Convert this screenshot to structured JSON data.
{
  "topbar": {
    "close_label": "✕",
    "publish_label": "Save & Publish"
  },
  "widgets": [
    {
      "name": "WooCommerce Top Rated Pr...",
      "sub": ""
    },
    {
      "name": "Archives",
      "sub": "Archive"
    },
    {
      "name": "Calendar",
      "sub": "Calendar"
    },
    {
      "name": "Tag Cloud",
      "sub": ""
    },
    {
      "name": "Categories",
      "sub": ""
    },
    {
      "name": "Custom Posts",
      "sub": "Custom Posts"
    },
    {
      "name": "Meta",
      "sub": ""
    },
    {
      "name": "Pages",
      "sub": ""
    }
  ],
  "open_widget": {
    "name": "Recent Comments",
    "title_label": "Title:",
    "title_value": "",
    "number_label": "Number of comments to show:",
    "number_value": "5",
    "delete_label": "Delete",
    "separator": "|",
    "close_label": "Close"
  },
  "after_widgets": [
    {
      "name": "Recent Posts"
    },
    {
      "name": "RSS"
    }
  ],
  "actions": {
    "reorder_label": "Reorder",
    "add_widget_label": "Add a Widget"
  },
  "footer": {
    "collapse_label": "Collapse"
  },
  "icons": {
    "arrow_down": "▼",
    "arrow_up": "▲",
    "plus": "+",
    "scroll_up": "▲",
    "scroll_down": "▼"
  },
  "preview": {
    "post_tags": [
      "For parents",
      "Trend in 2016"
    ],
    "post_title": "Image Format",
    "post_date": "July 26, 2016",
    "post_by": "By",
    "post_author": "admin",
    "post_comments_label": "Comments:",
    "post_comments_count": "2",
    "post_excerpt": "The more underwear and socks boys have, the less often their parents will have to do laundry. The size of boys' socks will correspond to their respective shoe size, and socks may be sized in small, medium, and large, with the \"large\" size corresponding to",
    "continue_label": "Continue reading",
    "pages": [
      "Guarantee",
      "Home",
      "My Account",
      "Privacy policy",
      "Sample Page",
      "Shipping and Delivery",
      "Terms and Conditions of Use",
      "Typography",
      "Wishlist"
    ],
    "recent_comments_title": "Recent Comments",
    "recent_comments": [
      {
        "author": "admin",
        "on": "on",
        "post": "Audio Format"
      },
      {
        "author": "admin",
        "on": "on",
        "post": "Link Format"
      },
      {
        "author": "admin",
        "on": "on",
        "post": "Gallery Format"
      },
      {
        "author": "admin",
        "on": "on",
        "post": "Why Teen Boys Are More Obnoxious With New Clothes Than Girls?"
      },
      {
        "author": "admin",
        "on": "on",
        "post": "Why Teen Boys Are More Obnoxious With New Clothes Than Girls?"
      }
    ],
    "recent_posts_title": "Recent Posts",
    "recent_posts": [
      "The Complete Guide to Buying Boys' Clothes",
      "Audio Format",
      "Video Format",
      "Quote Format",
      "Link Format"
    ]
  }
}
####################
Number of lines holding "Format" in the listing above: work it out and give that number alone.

Answer space >> 8